(Source data)

--- START ---

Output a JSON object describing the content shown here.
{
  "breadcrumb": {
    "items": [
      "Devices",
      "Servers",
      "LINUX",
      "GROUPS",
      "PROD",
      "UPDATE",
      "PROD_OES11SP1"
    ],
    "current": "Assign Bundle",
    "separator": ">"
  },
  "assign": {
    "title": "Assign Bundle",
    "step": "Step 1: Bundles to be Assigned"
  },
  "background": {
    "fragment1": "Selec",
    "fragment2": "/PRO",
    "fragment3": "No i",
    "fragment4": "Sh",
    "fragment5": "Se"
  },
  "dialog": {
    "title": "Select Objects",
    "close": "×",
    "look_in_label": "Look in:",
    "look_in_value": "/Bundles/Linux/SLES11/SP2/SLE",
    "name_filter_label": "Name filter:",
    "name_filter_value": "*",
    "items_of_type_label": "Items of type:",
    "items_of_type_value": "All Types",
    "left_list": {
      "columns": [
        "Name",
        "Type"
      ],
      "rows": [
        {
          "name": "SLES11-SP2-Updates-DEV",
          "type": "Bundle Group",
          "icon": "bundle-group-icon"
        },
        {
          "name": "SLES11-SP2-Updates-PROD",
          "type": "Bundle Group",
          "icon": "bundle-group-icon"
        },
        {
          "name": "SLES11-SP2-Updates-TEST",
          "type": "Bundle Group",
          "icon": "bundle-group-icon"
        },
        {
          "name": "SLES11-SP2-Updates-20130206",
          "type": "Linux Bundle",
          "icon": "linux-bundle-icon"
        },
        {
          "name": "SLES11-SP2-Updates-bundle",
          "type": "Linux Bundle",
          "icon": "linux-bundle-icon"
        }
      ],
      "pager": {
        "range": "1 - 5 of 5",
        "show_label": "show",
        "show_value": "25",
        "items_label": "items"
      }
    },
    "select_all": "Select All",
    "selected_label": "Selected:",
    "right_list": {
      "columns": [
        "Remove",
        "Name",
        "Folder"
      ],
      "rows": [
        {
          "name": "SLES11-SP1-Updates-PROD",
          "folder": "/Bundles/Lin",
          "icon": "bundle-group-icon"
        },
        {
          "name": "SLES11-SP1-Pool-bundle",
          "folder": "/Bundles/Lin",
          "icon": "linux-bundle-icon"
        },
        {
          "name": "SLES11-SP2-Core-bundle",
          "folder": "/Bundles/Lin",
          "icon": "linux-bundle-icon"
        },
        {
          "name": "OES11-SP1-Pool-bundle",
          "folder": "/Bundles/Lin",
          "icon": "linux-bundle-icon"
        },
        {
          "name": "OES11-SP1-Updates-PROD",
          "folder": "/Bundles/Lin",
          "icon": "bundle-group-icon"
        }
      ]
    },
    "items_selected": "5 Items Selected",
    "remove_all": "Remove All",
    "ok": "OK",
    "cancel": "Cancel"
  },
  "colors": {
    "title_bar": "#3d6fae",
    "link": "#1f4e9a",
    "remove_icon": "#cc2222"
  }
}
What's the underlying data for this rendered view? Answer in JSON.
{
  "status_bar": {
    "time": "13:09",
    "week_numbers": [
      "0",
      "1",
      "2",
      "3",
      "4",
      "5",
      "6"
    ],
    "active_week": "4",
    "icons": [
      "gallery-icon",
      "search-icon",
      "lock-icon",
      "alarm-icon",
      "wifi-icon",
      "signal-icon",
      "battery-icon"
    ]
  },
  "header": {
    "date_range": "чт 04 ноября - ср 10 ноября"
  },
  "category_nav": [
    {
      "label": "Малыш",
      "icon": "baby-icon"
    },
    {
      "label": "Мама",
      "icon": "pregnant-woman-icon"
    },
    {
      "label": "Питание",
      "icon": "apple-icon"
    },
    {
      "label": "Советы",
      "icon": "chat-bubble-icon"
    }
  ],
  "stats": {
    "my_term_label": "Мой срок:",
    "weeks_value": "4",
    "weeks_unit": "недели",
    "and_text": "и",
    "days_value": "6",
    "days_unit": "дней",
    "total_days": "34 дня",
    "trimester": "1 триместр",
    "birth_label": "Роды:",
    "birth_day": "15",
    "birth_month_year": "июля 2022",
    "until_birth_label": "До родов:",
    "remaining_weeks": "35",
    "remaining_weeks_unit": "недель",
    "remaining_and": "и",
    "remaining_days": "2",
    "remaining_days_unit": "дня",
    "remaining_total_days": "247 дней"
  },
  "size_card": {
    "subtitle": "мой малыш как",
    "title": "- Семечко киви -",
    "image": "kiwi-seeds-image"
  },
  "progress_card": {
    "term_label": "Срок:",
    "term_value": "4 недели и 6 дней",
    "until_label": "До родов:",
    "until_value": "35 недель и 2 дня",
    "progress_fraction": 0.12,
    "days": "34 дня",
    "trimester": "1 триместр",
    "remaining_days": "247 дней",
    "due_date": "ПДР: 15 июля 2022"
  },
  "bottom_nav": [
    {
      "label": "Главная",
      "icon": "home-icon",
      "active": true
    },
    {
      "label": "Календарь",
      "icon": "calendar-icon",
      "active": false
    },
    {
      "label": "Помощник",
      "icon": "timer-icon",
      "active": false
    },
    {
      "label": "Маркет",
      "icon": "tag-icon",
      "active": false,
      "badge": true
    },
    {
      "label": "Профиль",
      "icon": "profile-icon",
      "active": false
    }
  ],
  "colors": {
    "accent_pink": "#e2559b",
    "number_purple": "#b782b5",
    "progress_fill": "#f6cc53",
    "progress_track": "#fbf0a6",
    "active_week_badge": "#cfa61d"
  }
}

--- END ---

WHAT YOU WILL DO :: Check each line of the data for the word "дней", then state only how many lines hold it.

SOLUTION FOR THIS PROBLEM :: 4